- [Working data]
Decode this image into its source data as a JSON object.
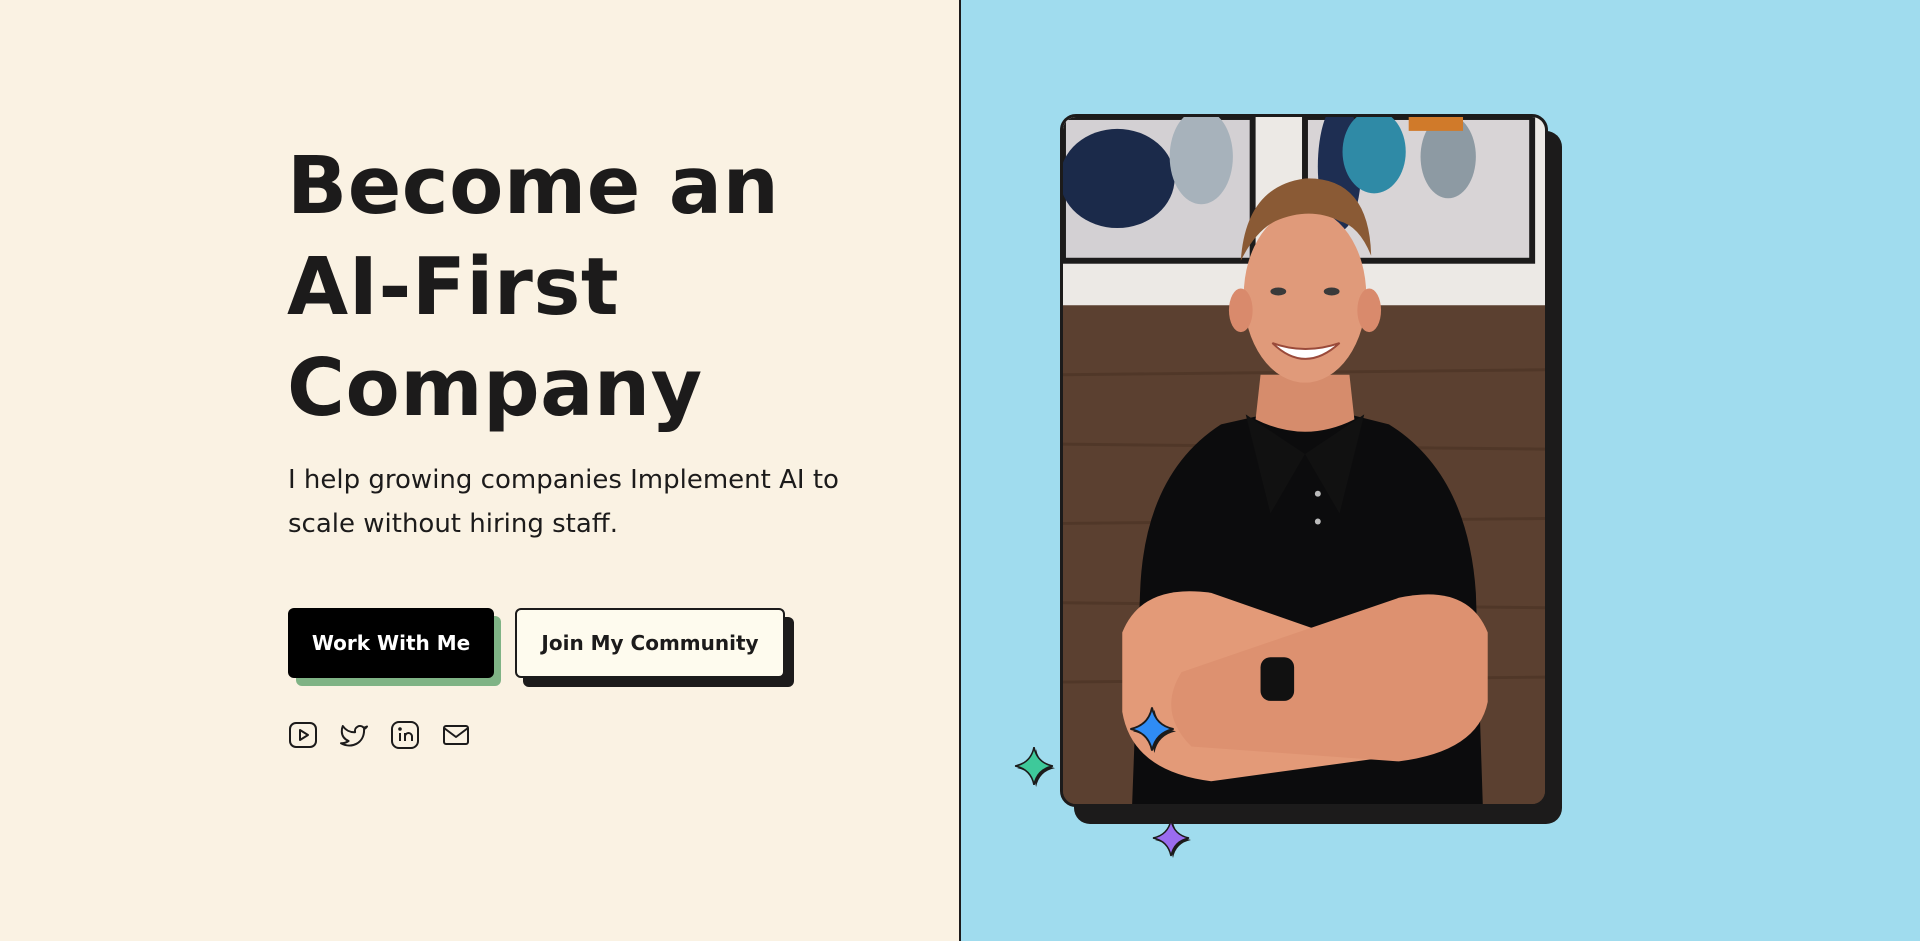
{
  "hero": {
    "title_lines": [
      "Become an",
      "AI-First",
      "Company"
    ],
    "subtitle": "I help growing companies Implement AI to scale without hiring staff."
  },
  "buttons": {
    "primary_label": "Work With Me",
    "secondary_label": "Join My Community"
  },
  "social_icons": [
    "youtube-icon",
    "twitter-icon",
    "linkedin-icon",
    "mail-icon"
  ],
  "photo": {
    "alt": "Portrait of a smiling man in a black polo shirt with arms crossed"
  },
  "decorations": [
    "sparkle-green-icon",
    "sparkle-blue-icon",
    "sparkle-purple-icon"
  ],
  "colors": {
    "left_bg": "#faf2e3",
    "right_bg": "#a0dcee",
    "text": "#1c1b1b",
    "primary_button": "#000000",
    "primary_button_shadow": "#7fb385",
    "secondary_button": "#fefbee",
    "sparkle_green": "#3ec99a",
    "sparkle_blue": "#2f8cf5",
    "sparkle_purple": "#9a6cf0"
  }
}
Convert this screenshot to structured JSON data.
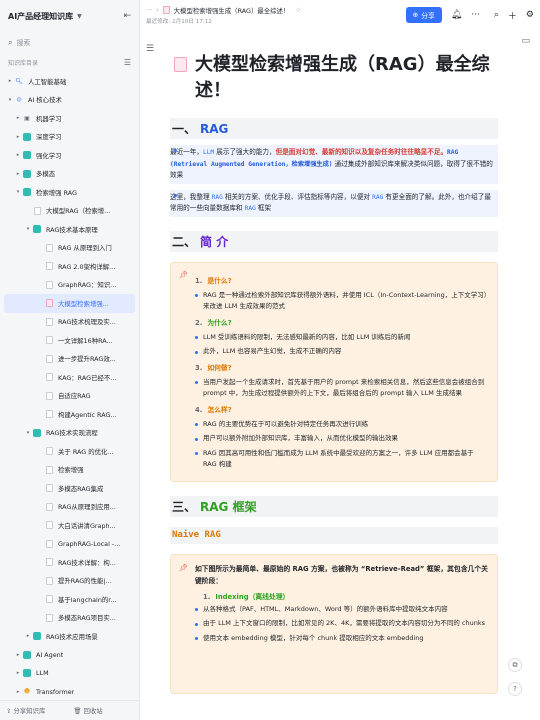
{
  "sidebar": {
    "title": "AI产品经理知识库",
    "search_placeholder": "搜索",
    "section_label": "知识库目录",
    "items": [
      {
        "label": "人工智能基础",
        "depth": 0,
        "icon": "search",
        "twisty": "▸"
      },
      {
        "label": "AI 核心技术",
        "depth": 0,
        "icon": "globe",
        "twisty": "▾"
      },
      {
        "label": "机器学习",
        "depth": 1,
        "icon": "robot",
        "twisty": "▸"
      },
      {
        "label": "深度学习",
        "depth": 1,
        "icon": "wiki",
        "twisty": "▸"
      },
      {
        "label": "强化学习",
        "depth": 1,
        "icon": "wiki",
        "twisty": "▸"
      },
      {
        "label": "多模态",
        "depth": 1,
        "icon": "wiki",
        "twisty": "▸"
      },
      {
        "label": "检索增强 RAG",
        "depth": 1,
        "icon": "wiki",
        "twisty": "▾"
      },
      {
        "label": "大模型RAG（检索增...",
        "depth": 2,
        "icon": "doc",
        "twisty": ""
      },
      {
        "label": "RAG技术基本原理",
        "depth": 2,
        "icon": "wiki",
        "twisty": "▾"
      },
      {
        "label": "RAG 从原理到入门",
        "depth": 3,
        "icon": "doc",
        "twisty": ""
      },
      {
        "label": "RAG 2.0架构详解...",
        "depth": 3,
        "icon": "doc",
        "twisty": ""
      },
      {
        "label": "GraphRAG：知识...",
        "depth": 3,
        "icon": "doc",
        "twisty": ""
      },
      {
        "label": "大模型检索增强...",
        "depth": 3,
        "icon": "docpink",
        "twisty": "",
        "active": true
      },
      {
        "label": "RAG技术梳理及实...",
        "depth": 3,
        "icon": "doc",
        "twisty": ""
      },
      {
        "label": "一文详解16种RA...",
        "depth": 3,
        "icon": "doc",
        "twisty": ""
      },
      {
        "label": "进一步提升RAG效...",
        "depth": 3,
        "icon": "doc",
        "twisty": ""
      },
      {
        "label": "KAG：RAG已经不...",
        "depth": 3,
        "icon": "doc",
        "twisty": ""
      },
      {
        "label": "自适应RAG",
        "depth": 3,
        "icon": "doc",
        "twisty": ""
      },
      {
        "label": "构建Agentic RAG...",
        "depth": 3,
        "icon": "doc",
        "twisty": ""
      },
      {
        "label": "RAG技术实现流程",
        "depth": 2,
        "icon": "wiki",
        "twisty": "▾"
      },
      {
        "label": "关于 RAG 的优化...",
        "depth": 3,
        "icon": "doc",
        "twisty": ""
      },
      {
        "label": "检索增强",
        "depth": 3,
        "icon": "doc",
        "twisty": ""
      },
      {
        "label": "多模态RAG集成",
        "depth": 3,
        "icon": "doc",
        "twisty": ""
      },
      {
        "label": "RAG从原理到应用...",
        "depth": 3,
        "icon": "doc",
        "twisty": ""
      },
      {
        "label": "大白话讲清Graph...",
        "depth": 3,
        "icon": "doc",
        "twisty": ""
      },
      {
        "label": "GraphRAG-Local -...",
        "depth": 3,
        "icon": "doc",
        "twisty": ""
      },
      {
        "label": "RAG技术详解：构...",
        "depth": 3,
        "icon": "doc",
        "twisty": ""
      },
      {
        "label": "提升RAG的性能|...",
        "depth": 3,
        "icon": "doc",
        "twisty": ""
      },
      {
        "label": "基于langchain的r...",
        "depth": 3,
        "icon": "doc",
        "twisty": ""
      },
      {
        "label": "多模态RAG项目实...",
        "depth": 3,
        "icon": "doc",
        "twisty": ""
      },
      {
        "label": "RAG技术应用场景",
        "depth": 2,
        "icon": "wiki",
        "twisty": "▸"
      },
      {
        "label": "AI Agent",
        "depth": 1,
        "icon": "wiki",
        "twisty": "▸"
      },
      {
        "label": "LLM",
        "depth": 1,
        "icon": "wiki",
        "twisty": "▸"
      },
      {
        "label": "Transformer",
        "depth": 1,
        "icon": "hf",
        "twisty": "▸"
      }
    ],
    "footer_share": "分享知识库",
    "footer_trash": "回收站"
  },
  "header": {
    "breadcrumb_dots": "···",
    "breadcrumb_title": "大模型检索增强生成（RAG）最全综述！",
    "last_modified": "最近修改: 2月10日 17:12",
    "share_label": "分享"
  },
  "document": {
    "title": "大模型检索增强生成（RAG）最全综述！",
    "s1_num": "一、",
    "s1_title": "RAG",
    "p1_a": "最近一年，",
    "p1_b": "LLM",
    "p1_c": " 展示了强大的能力，",
    "p1_d": "但是面对幻觉、最新的知识以及复杂任务时往往略显不足。",
    "p1_e": "RAG (Retrieval Augmented Generation，检索增强生成)",
    "p1_f": " 通过集成外部知识库来解决类似问题，取得了很不错的效果",
    "p2_a": "这里，我整理 ",
    "p2_b": "RAG",
    "p2_c": " 相关的方案、优化手段、评估指标等内容，以便对 ",
    "p2_d": "RAG",
    "p2_e": " 有更全面的了解。此外，也介绍了最常用的一些向量数据库和 ",
    "p2_f": "RAG",
    "p2_g": " 框架",
    "s2_num": "二、",
    "s2_title": "简 介",
    "q1": "是什么?",
    "q1_b1": "RAG 是一种通过检索外部知识库获得额外语料，并使用 ICL（In-Context-Learning，上下文学习）来改进 LLM 生成效果的范式",
    "q2": "为什么?",
    "q2_b1": "LLM 受训练语料的限制，无法感知最新的内容，比如 LLM 训练后的新闻",
    "q2_b2": "此外，LLM 也容易产生幻觉，生成不正确的内容",
    "q3": "如何做?",
    "q3_b1": "当用户发起一个生成请求时，首先基于用户的 prompt 来检索相关信息，然后这些信息会被组合到 prompt 中，为生成过程提供额外的上下文，最后将组合后的 prompt 输入 LLM 生成结果",
    "q4": "怎么样?",
    "q4_b1": "RAG 的主要优势在于可以避免针对特定任务再次进行训练",
    "q4_b2": "用户可以额外附加外部知识库，丰富输入，从而优化模型的输出效果",
    "q4_b3": "RAG 因其高可用性和低门槛而成为 LLM 系统中最受欢迎的方案之一，许多 LLM 应用都会基于 RAG 构建",
    "s3_num": "三、",
    "s3_title": "RAG 框架",
    "h3": "Naive RAG",
    "c2_text": "如下图所示为最简单、最原始的 RAG 方案，也被称为 “Retrieve-Read” 框架，其包含几个关键阶段：",
    "idx_title": "Indexing（离线处理）",
    "idx_b1": "从各种格式（PAF、HTML、Markdown、Word 等）的额外语料库中提取纯文本内容",
    "idx_b2": "由于 LLM 上下文窗口的限制，比如常见的 2K、4K，需要将提取的文本内容切分为不同的 chunks",
    "idx_b3": "使用文本 embedding 模型，针对每个 chunk 提取相应的文本 embedding"
  },
  "colors": {
    "accent": "#3370ff",
    "sidebar_bg": "#f5f6f7",
    "callout_bg": "#fef1e1"
  }
}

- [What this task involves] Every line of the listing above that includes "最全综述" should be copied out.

- [Response area]
    "breadcrumb_title": "大模型检索增强生成（RAG）最全综述！",
    "title": "大模型检索增强生成（RAG）最全综述！",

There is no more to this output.